Records drawn from a dataset
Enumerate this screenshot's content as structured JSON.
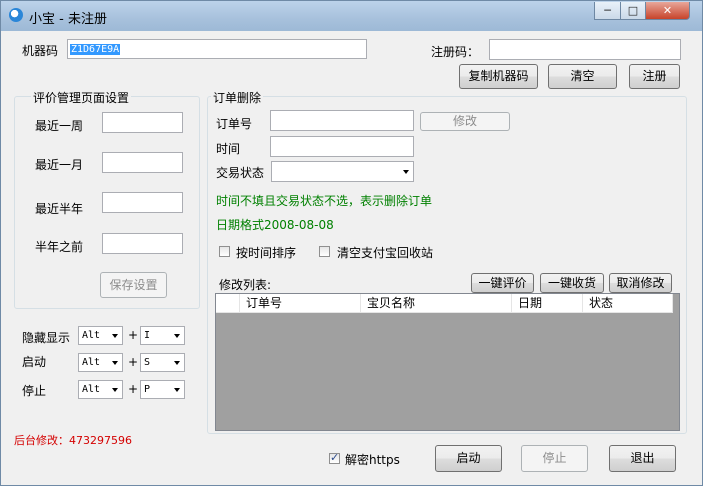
{
  "window": {
    "title": "小宝  - 未注册",
    "minimize": "─",
    "maximize": "□",
    "close": "✕"
  },
  "reg": {
    "machine_label": "机器码",
    "machine_value": "Z1D67E9A",
    "regcode_label": "注册码：",
    "regcode_value": "",
    "copy_button": "复制机器码",
    "clear_button": "清空",
    "register_button": "注册"
  },
  "review": {
    "title": "评价管理页面设置",
    "rows": [
      {
        "label": "最近一周",
        "value": ""
      },
      {
        "label": "最近一月",
        "value": ""
      },
      {
        "label": "最近半年",
        "value": ""
      },
      {
        "label": "半年之前",
        "value": ""
      }
    ],
    "save_button": "保存设置"
  },
  "hotkeys": [
    {
      "label": "隐藏显示",
      "mod": "Alt",
      "plus": "+",
      "key": "I"
    },
    {
      "label": "启动",
      "mod": "Alt",
      "plus": "+",
      "key": "S"
    },
    {
      "label": "停止",
      "mod": "Alt",
      "plus": "+",
      "key": "P"
    }
  ],
  "footer_note": "后台修改：473297596",
  "order": {
    "title": "订单删除",
    "order_no_label": "订单号",
    "order_no_value": "",
    "modify_button": "修改",
    "time_label": "时间",
    "time_value": "",
    "status_label": "交易状态",
    "status_value": "",
    "hint1": "时间不填且交易状态不选，表示删除订单",
    "hint2": "日期格式2008-08-08",
    "sort_by_time": "按时间排序",
    "sort_checked": false,
    "clear_alipay": "清空支付宝回收站",
    "clear_checked": false
  },
  "modify_list": {
    "label": "修改列表:",
    "btn_review": "一键评价",
    "btn_receive": "一键收货",
    "btn_cancel": "取消修改",
    "columns": [
      "订单号",
      "宝贝名称",
      "日期",
      "状态"
    ],
    "rows": []
  },
  "bottom": {
    "decrypt_https": "解密https",
    "decrypt_checked": true,
    "start_button": "启动",
    "stop_button": "停止",
    "exit_button": "退出"
  }
}
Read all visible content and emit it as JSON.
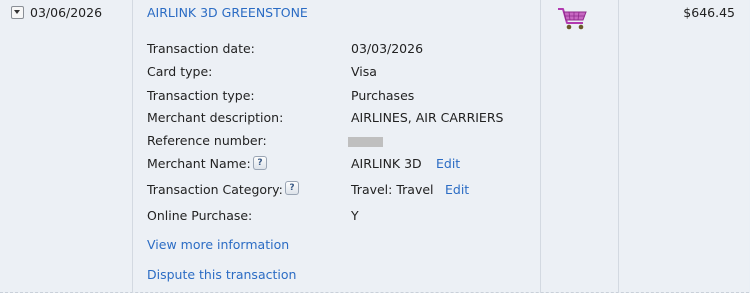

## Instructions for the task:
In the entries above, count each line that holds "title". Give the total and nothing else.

## Response below:
3